Appeal pending plaintiff's decision

Timeline of events of the Mehler case
Timeline of events. Mehler’s movements are in red, Ferris’ in yellow and court decision in green. Noah Kurkjian | News Editor

After a nearly six and a half-hour hearing, with six witnesses called and 11 new pieces of evidence introduced, history professor Dr. Barry Mehler’s request for preliminary injunction was denied.

The trial, which started just before 10 a.m. on Monday, March 7, ended at 4:29 p.m, brought six witnesses to the stand, including Dr. Tracey Ward, Dr. Mehler, Dr. Qian Ding, Ferris administrator Dorothy Stakley, Assistant Dean Trinidy Williams, and Provost Robert Fleischman. 

In her decision, Judge Beckering stated that while parts of the video regarding COVID-19 were a matter of public concern, the swearing was not. Alongside this, Judge Beckering explained that the position of the university outweighed Dr. Mehler’s right to say whatever he wants in the classroom.

Mehler’s lawyers filed suit on Jan. 25 with two requests, alleging that the suspension was a violation of his First and Fourteenth Amendment rights.

The first request filed was a temporary restraining order, this would have disallowed the university from barring Mehler from being on campus, accessing his office, and contacting current and former faculty and staff. This was denied by Judge Beckering on Jan. 26.

The second was for the injunction, which, if granted, would have reinstated Mehler’s teaching privileges and allowed him access to his various Ferris-bound online accounts.

Mehler was represented by Attorneys Matthew Hoffer and Zachary Young.

“It’s a pretty well-accepted concept that speech does not become unprotected speech when you use some curse words,”  Hoffer said.

Ferris’ legal team of Robert Vercruysse, Stephanie Romeo, and Anne-Marie Vercruysse Welch disagreed.

“A college professor has no right to call his students and administrators sexually harassing, discriminatory or profane terms to excite them about his class. It is simply wrong,” Robert Vercruysse, an attorney for Ferris said.

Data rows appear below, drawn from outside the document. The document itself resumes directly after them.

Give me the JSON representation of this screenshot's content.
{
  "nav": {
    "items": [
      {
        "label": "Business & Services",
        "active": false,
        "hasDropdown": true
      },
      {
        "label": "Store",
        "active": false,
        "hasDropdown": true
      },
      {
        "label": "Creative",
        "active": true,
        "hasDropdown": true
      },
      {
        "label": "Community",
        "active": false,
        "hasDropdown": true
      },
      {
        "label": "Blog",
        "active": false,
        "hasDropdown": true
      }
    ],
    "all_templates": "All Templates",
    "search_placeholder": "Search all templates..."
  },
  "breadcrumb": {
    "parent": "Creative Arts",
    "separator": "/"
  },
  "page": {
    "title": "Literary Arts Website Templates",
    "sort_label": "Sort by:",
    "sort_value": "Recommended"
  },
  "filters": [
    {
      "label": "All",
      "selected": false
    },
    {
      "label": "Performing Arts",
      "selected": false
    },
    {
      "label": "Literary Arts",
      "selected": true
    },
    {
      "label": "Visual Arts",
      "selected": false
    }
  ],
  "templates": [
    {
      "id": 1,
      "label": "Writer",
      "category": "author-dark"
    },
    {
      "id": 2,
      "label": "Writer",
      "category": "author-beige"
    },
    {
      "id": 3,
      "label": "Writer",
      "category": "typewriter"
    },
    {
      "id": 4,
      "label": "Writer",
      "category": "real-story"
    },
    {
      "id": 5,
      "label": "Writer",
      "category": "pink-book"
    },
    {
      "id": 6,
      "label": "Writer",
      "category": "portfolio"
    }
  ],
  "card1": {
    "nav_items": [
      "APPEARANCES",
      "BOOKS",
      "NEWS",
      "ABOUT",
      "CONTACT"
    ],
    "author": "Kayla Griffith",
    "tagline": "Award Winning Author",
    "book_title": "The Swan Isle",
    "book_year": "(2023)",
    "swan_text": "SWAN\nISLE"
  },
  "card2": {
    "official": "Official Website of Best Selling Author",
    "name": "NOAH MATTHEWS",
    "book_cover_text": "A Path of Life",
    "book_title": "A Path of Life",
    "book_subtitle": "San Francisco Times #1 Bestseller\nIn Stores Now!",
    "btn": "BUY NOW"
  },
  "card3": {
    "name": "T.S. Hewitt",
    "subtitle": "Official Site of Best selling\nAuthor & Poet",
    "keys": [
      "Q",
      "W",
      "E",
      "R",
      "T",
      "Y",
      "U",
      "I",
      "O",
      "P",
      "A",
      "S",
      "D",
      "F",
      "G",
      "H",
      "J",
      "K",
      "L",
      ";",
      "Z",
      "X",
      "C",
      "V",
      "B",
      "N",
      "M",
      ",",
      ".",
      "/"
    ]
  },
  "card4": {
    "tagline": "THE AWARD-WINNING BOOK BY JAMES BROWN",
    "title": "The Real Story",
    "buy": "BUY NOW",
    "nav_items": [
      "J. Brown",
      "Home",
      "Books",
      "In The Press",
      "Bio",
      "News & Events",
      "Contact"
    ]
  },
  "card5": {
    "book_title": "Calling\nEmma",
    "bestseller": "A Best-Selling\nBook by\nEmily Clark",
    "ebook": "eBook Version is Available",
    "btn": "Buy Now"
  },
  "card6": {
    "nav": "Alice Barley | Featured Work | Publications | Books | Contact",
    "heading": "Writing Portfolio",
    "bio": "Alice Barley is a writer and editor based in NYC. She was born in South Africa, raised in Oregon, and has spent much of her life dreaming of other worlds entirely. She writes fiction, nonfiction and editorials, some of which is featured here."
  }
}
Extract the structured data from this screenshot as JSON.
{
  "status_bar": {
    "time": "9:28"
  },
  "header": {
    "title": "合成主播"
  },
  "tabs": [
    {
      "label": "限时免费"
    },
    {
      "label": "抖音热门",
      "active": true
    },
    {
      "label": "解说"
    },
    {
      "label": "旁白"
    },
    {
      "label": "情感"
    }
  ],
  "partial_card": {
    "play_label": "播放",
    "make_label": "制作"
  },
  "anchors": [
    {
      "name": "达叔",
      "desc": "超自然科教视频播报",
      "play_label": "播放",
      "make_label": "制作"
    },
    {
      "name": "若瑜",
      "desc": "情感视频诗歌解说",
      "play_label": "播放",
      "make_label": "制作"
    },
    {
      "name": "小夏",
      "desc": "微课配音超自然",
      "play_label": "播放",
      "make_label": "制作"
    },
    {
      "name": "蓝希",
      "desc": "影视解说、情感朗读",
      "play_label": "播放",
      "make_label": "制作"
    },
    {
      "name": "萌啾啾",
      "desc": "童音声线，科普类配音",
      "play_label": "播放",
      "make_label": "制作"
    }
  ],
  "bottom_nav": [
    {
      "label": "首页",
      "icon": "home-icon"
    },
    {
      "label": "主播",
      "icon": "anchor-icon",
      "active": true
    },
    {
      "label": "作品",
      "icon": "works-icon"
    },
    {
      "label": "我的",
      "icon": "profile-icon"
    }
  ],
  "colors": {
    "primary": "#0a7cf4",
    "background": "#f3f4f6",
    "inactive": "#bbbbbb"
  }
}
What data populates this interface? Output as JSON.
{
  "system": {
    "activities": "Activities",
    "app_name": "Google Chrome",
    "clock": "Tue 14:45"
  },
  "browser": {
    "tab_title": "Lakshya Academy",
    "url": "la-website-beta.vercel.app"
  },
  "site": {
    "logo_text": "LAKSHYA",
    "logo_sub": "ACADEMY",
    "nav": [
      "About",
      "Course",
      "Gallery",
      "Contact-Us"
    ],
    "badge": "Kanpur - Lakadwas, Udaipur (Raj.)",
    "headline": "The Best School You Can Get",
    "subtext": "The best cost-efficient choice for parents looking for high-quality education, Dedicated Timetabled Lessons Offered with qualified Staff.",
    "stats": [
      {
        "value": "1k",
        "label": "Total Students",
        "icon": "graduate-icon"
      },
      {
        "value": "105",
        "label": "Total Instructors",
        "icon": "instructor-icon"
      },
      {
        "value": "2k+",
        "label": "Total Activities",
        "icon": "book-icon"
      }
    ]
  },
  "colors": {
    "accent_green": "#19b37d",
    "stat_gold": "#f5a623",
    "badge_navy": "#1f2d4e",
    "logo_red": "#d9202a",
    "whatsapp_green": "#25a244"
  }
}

Mehler was put on paid leave in January pending investigation after his profane semester introduction video or the premiere of this season of “More Bad News” went viral, garnering over half a million views on YouTube and clips receiving more than 12 million views on TikTok.

Mehler has been utilizing “The Show” as his method of teaching for most of his classes for nearly 30 years.

“There are two things we generally do in college; one is learning, and the other is thinking. My courses all focus on the idea of thinking… and you only think in the present moment or in the presence of confusion… it forces them to think,” Mehler said in an interview with WZZM 13.

Mehler elected not to immediately file for an appeal pending conversation with his counsel.

Marissa Russell contributed to the reporting of this story.